- [Your objective]: What number of lines in the records below hold the word "text"? Give that number alone.

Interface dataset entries
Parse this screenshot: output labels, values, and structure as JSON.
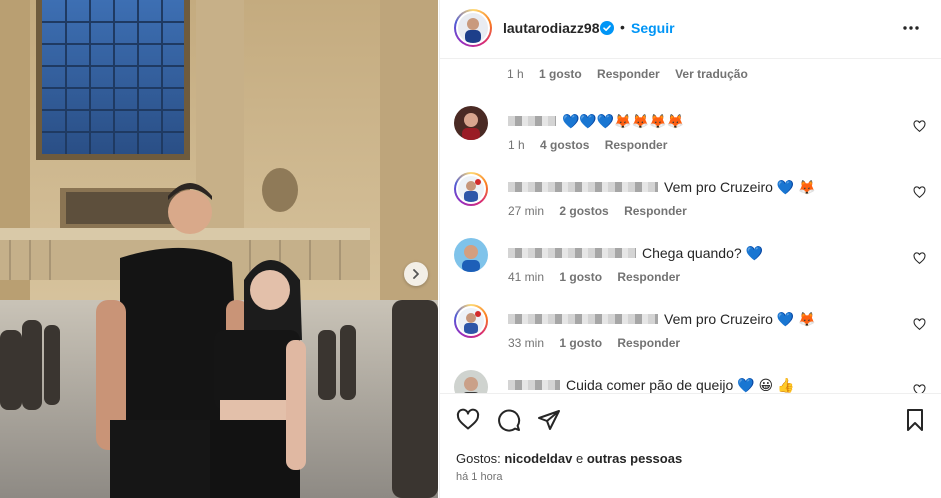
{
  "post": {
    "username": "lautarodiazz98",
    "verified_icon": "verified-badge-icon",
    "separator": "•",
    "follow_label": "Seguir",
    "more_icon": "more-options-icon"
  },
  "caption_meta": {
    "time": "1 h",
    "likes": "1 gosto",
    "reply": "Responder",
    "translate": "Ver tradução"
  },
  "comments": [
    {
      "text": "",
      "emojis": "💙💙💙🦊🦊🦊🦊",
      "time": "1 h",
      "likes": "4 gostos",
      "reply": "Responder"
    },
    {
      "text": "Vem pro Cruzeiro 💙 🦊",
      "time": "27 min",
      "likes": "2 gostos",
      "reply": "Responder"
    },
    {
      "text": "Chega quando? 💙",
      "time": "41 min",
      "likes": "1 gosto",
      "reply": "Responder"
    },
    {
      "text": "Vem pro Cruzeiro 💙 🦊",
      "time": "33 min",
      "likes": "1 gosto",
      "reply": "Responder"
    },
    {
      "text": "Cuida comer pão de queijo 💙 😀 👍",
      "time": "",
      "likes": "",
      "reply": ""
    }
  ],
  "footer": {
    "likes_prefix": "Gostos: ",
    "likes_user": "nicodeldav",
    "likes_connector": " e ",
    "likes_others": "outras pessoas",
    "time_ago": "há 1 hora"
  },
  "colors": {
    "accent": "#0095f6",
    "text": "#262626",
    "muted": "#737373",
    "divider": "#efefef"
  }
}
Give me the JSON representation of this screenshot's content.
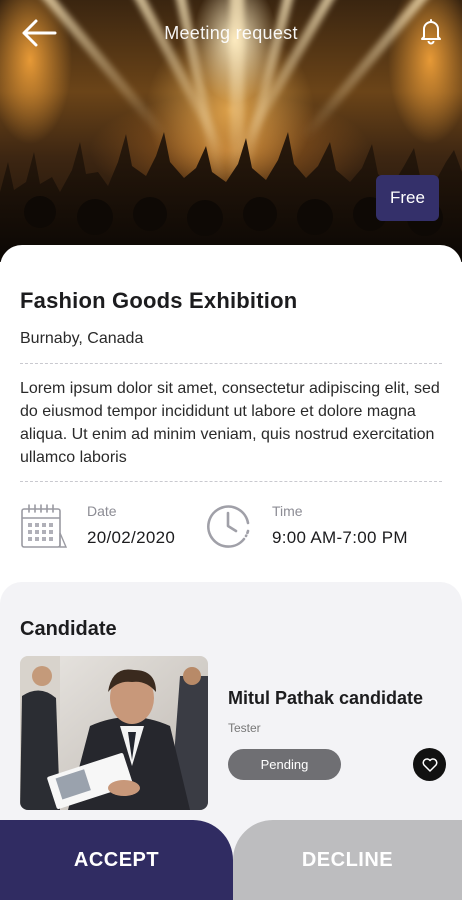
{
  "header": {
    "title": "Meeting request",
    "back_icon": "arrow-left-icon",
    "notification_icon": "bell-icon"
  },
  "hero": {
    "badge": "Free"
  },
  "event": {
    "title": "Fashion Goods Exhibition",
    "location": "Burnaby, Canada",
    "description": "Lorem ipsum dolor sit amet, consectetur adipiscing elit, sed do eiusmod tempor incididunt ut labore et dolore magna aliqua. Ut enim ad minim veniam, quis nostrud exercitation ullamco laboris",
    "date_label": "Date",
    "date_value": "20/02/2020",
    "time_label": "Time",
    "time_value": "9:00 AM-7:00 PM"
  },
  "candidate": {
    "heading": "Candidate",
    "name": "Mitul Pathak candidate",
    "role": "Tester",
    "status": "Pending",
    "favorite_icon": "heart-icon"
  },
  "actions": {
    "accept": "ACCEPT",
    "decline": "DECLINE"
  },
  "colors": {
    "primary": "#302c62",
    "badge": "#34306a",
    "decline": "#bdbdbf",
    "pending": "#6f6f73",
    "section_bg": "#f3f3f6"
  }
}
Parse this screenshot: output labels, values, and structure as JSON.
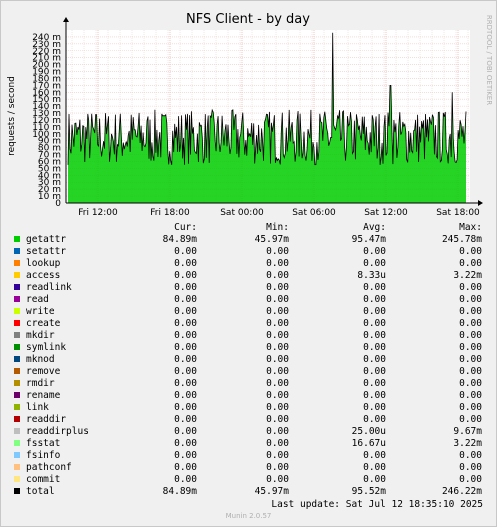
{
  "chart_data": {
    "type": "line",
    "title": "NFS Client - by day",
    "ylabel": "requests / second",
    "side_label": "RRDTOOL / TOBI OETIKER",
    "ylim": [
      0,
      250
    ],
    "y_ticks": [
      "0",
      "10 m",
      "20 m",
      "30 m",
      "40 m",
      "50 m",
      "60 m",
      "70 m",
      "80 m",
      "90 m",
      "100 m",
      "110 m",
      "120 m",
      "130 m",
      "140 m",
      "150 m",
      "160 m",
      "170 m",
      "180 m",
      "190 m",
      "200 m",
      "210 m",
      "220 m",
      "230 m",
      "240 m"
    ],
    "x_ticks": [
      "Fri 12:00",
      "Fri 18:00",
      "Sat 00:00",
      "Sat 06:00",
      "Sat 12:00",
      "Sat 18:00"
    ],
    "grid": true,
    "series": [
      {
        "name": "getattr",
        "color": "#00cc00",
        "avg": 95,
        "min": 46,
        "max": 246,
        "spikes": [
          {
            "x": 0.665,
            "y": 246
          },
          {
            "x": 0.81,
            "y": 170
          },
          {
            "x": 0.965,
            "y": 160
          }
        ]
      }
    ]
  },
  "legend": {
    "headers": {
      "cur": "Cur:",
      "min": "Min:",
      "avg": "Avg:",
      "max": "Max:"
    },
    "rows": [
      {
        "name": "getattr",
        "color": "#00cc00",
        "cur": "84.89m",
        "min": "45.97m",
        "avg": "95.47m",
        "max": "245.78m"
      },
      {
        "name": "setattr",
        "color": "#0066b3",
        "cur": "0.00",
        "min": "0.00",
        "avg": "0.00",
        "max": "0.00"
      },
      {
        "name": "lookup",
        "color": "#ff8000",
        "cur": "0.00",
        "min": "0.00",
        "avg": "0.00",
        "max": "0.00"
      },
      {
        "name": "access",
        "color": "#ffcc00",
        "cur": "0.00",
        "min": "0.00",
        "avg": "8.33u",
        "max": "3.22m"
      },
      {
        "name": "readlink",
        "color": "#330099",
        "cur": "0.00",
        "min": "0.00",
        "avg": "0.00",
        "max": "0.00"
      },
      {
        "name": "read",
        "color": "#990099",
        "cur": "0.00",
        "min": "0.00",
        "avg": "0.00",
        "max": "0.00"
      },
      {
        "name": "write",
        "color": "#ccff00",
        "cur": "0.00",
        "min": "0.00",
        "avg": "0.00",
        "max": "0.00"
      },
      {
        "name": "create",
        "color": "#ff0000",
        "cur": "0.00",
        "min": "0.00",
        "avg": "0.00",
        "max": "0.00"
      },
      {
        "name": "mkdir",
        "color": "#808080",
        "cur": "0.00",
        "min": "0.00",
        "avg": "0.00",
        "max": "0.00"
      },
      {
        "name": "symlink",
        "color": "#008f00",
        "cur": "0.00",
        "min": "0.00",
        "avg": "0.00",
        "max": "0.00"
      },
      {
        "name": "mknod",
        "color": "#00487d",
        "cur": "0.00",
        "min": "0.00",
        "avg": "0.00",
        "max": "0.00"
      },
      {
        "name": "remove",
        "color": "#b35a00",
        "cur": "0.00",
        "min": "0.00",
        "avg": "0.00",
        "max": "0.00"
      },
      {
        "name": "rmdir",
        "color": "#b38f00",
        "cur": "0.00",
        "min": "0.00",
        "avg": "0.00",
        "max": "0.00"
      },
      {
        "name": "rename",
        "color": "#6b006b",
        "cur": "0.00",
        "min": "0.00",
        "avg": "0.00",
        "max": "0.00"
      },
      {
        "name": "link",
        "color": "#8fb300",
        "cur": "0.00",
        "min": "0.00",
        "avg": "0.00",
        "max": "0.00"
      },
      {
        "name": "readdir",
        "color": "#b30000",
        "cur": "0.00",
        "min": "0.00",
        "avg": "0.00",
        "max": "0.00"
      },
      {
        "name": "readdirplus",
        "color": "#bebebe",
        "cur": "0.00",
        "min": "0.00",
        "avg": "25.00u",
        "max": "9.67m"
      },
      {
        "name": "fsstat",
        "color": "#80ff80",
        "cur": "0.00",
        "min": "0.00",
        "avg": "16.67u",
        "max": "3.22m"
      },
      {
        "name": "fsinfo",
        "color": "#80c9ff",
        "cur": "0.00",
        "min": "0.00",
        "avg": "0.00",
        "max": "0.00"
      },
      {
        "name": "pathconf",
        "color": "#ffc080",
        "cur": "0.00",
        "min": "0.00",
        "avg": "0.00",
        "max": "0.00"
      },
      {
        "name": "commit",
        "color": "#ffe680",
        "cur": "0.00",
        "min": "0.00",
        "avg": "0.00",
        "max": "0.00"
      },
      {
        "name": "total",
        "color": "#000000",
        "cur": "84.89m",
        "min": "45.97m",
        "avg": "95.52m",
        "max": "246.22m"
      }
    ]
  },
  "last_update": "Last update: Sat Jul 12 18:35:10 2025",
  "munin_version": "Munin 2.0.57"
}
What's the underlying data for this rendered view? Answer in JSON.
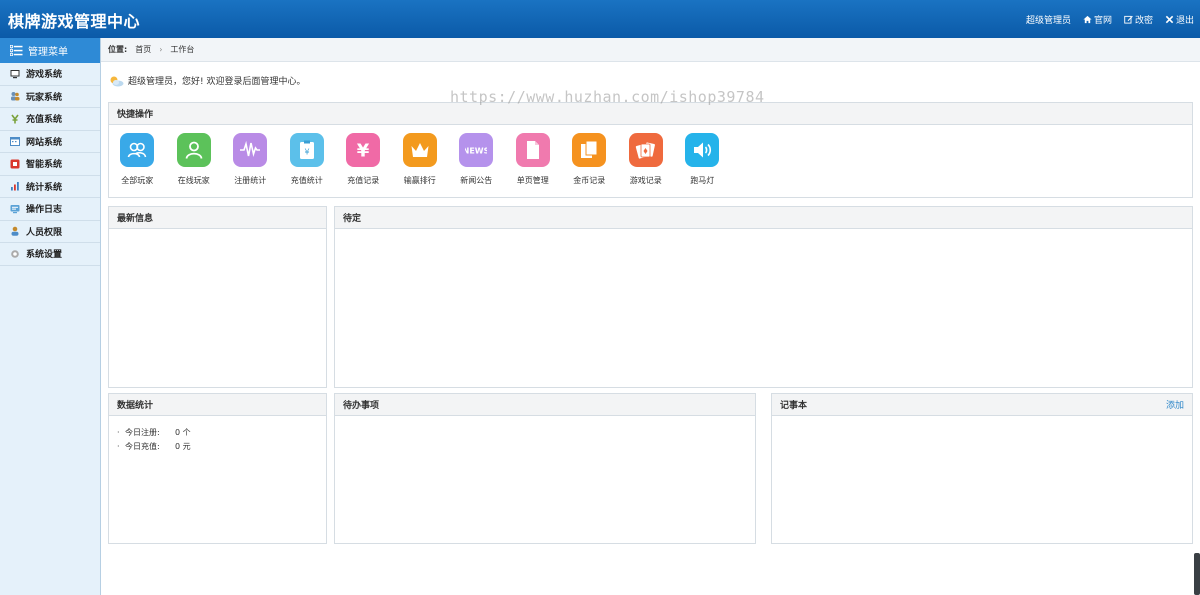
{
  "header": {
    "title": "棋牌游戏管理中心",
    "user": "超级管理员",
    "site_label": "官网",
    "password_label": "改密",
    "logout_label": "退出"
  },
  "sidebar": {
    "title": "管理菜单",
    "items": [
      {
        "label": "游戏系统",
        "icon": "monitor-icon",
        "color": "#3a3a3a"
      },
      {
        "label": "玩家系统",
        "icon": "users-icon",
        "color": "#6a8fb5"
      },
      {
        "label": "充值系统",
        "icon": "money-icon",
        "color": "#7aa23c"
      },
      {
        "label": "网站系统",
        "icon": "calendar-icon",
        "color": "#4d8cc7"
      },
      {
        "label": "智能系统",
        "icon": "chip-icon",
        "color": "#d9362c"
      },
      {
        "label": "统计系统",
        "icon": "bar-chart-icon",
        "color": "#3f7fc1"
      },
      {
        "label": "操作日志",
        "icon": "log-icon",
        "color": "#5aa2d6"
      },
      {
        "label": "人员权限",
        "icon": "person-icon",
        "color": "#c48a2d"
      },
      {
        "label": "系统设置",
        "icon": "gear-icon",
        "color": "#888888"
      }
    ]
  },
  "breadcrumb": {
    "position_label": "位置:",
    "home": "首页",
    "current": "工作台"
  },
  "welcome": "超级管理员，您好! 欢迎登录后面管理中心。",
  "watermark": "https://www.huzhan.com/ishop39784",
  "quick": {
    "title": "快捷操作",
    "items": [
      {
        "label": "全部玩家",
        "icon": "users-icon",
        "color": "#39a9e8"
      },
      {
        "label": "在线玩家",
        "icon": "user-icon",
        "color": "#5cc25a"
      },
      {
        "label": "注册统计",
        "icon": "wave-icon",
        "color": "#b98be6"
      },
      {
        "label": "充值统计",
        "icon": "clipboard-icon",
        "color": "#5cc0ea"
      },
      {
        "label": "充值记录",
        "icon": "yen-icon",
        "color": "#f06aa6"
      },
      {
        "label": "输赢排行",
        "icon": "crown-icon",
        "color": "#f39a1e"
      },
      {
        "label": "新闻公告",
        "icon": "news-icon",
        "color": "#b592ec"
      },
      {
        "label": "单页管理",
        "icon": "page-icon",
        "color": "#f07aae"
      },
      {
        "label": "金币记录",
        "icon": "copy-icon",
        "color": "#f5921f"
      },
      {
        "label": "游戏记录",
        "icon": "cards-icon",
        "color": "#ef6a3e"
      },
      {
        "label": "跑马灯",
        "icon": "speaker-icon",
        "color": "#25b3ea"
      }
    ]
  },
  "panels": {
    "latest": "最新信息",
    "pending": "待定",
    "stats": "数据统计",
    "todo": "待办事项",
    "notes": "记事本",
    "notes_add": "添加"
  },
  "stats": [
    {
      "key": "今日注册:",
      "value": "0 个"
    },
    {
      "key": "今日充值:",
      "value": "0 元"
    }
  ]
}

- [Answer below]: 6